### DATA FOR ANALYSIS
======

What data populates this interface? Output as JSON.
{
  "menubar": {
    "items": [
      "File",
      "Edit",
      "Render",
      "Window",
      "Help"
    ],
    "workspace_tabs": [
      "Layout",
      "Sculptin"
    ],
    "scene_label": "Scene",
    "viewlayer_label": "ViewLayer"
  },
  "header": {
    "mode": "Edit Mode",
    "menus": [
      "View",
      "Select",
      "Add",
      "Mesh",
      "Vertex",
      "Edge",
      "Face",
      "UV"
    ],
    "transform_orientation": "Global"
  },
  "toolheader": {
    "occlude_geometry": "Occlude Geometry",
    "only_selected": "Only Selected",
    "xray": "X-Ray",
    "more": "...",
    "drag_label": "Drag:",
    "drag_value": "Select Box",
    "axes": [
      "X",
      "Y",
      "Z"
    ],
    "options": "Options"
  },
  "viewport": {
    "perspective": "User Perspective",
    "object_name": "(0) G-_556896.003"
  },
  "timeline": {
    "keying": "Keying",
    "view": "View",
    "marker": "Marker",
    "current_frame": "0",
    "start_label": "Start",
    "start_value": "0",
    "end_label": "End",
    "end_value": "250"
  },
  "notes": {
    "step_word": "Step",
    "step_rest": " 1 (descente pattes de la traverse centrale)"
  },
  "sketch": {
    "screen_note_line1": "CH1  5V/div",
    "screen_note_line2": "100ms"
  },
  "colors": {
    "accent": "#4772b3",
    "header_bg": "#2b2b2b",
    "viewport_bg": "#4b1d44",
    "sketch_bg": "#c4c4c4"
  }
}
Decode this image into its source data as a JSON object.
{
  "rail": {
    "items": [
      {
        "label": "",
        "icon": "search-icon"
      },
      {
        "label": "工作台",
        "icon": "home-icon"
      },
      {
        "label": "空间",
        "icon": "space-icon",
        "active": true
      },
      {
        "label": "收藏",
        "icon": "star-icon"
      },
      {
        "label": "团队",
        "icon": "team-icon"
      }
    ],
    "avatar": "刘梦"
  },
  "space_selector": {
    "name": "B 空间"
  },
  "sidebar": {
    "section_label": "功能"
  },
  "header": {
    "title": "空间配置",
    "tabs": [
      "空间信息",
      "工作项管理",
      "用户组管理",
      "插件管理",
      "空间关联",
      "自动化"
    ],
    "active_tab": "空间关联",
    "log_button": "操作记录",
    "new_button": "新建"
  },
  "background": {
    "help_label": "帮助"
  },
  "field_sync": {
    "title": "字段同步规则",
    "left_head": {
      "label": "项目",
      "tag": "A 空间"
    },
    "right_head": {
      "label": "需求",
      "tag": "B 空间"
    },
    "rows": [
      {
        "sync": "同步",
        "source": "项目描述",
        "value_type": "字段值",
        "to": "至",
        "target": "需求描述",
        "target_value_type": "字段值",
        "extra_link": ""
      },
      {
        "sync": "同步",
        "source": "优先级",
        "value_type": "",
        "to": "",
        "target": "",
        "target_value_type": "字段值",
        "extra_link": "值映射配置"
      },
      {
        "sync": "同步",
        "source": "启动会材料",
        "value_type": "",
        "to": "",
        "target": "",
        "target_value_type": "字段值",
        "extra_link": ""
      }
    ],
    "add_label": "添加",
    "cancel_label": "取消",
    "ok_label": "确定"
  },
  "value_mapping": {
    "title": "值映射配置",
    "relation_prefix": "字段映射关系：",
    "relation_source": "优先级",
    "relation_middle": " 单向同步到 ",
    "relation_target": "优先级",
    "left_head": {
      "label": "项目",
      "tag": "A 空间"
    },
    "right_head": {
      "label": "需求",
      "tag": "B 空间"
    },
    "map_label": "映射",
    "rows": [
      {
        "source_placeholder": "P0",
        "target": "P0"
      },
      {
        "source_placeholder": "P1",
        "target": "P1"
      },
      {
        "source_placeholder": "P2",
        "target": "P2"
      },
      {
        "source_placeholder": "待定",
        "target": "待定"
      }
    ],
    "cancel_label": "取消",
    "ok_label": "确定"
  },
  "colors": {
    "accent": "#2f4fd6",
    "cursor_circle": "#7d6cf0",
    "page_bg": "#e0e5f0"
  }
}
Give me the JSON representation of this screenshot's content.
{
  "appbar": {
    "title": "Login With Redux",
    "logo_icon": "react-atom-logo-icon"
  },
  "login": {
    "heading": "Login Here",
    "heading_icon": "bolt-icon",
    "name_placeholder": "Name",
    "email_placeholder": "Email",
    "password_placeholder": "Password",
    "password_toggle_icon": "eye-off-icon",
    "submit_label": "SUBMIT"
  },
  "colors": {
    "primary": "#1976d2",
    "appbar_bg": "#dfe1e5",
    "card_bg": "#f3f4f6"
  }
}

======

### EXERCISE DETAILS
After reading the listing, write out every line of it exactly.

### EXERCISE RESULT
What data populates this interface? Output as JSON.
{
  "menubar": {
    "items": [
      "File",
      "Edit",
      "Render",
      "Window",
      "Help"
    ],
    "workspace_tabs": [
      "Layout",
      "Sculptin"
    ],
    "scene_label": "Scene",
    "viewlayer_label": "ViewLayer"
  },
  "header": {
    "mode": "Edit Mode",
    "menus": [
      "View",
      "Select",
      "Add",
      "Mesh",
      "Vertex",
      "Edge",
      "Face",
      "UV"
    ],
    "transform_orientation": "Global"
  },
  "toolheader": {
    "occlude_geometry": "Occlude Geometry",
    "only_selected": "Only Selected",
    "xray": "X-Ray",
    "more": "...",
    "drag_label": "Drag:",
    "drag_value": "Select Box",
    "axes": [
      "X",
      "Y",
      "Z"
    ],
    "options": "Options"
  },
  "viewport": {
    "perspective": "User Perspective",
    "object_name": "(0) G-_556896.003"
  },
  "timeline": {
    "keying": "Keying",
    "view": "View",
    "marker": "Marker",
    "current_frame": "0",
    "start_label": "Start",
    "start_value": "0",
    "end_label": "End",
    "end_value": "250"
  },
  "notes": {
    "step_word": "Step",
    "step_rest": " 1 (descente pattes de la traverse centrale)"
  },
  "sketch": {
    "screen_note_line1": "CH1  5V/div",
    "screen_note_line2": "100ms"
  },
  "colors": {
    "accent": "#4772b3",
    "header_bg": "#2b2b2b",
    "viewport_bg": "#4b1d44",
    "sketch_bg": "#c4c4c4"
  }
}
Decode this image into its source data as a JSON object.
{
  "rail": {
    "items": [
      {
        "label": "",
        "icon": "search-icon"
      },
      {
        "label": "工作台",
        "icon": "home-icon"
      },
      {
        "label": "空间",
        "icon": "space-icon",
        "active": true
      },
      {
        "label": "收藏",
        "icon": "star-icon"
      },
      {
        "label": "团队",
        "icon": "team-icon"
      }
    ],
    "avatar": "刘梦"
  },
  "space_selector": {
    "name": "B 空间"
  },
  "sidebar": {
    "section_label": "功能"
  },
  "header": {
    "title": "空间配置",
    "tabs": [
      "空间信息",
      "工作项管理",
      "用户组管理",
      "插件管理",
      "空间关联",
      "自动化"
    ],
    "active_tab": "空间关联",
    "log_button": "操作记录",
    "new_button": "新建"
  },
  "background": {
    "help_label": "帮助"
  },
  "field_sync": {
    "title": "字段同步规则",
    "left_head": {
      "label": "项目",
      "tag": "A 空间"
    },
    "right_head": {
      "label": "需求",
      "tag": "B 空间"
    },
    "rows": [
      {
        "sync": "同步",
        "source": "项目描述",
        "value_type": "字段值",
        "to": "至",
        "target": "需求描述",
        "target_value_type": "字段值",
        "extra_link": ""
      },
      {
        "sync": "同步",
        "source": "优先级",
        "value_type": "",
        "to": "",
        "target": "",
        "target_value_type": "字段值",
        "extra_link": "值映射配置"
      },
      {
        "sync": "同步",
        "source": "启动会材料",
        "value_type": "",
        "to": "",
        "target": "",
        "target_value_type": "字段值",
        "extra_link": ""
      }
    ],
    "add_label": "添加",
    "cancel_label": "取消",
    "ok_label": "确定"
  },
  "value_mapping": {
    "title": "值映射配置",
    "relation_prefix": "字段映射关系：",
    "relation_source": "优先级",
    "relation_middle": " 单向同步到 ",
    "relation_target": "优先级",
    "left_head": {
      "label": "项目",
      "tag": "A 空间"
    },
    "right_head": {
      "label": "需求",
      "tag": "B 空间"
    },
    "map_label": "映射",
    "rows": [
      {
        "source_placeholder": "P0",
        "target": "P0"
      },
      {
        "source_placeholder": "P1",
        "target": "P1"
      },
      {
        "source_placeholder": "P2",
        "target": "P2"
      },
      {
        "source_placeholder": "待定",
        "target": "待定"
      }
    ],
    "cancel_label": "取消",
    "ok_label": "确定"
  },
  "colors": {
    "accent": "#2f4fd6",
    "cursor_circle": "#7d6cf0",
    "page_bg": "#e0e5f0"
  }
}
Give me the JSON representation of this screenshot's content.
{
  "appbar": {
    "title": "Login With Redux",
    "logo_icon": "react-atom-logo-icon"
  },
  "login": {
    "heading": "Login Here",
    "heading_icon": "bolt-icon",
    "name_placeholder": "Name",
    "email_placeholder": "Email",
    "password_placeholder": "Password",
    "password_toggle_icon": "eye-off-icon",
    "submit_label": "SUBMIT"
  },
  "colors": {
    "primary": "#1976d2",
    "appbar_bg": "#dfe1e5",
    "card_bg": "#f3f4f6"
  }
}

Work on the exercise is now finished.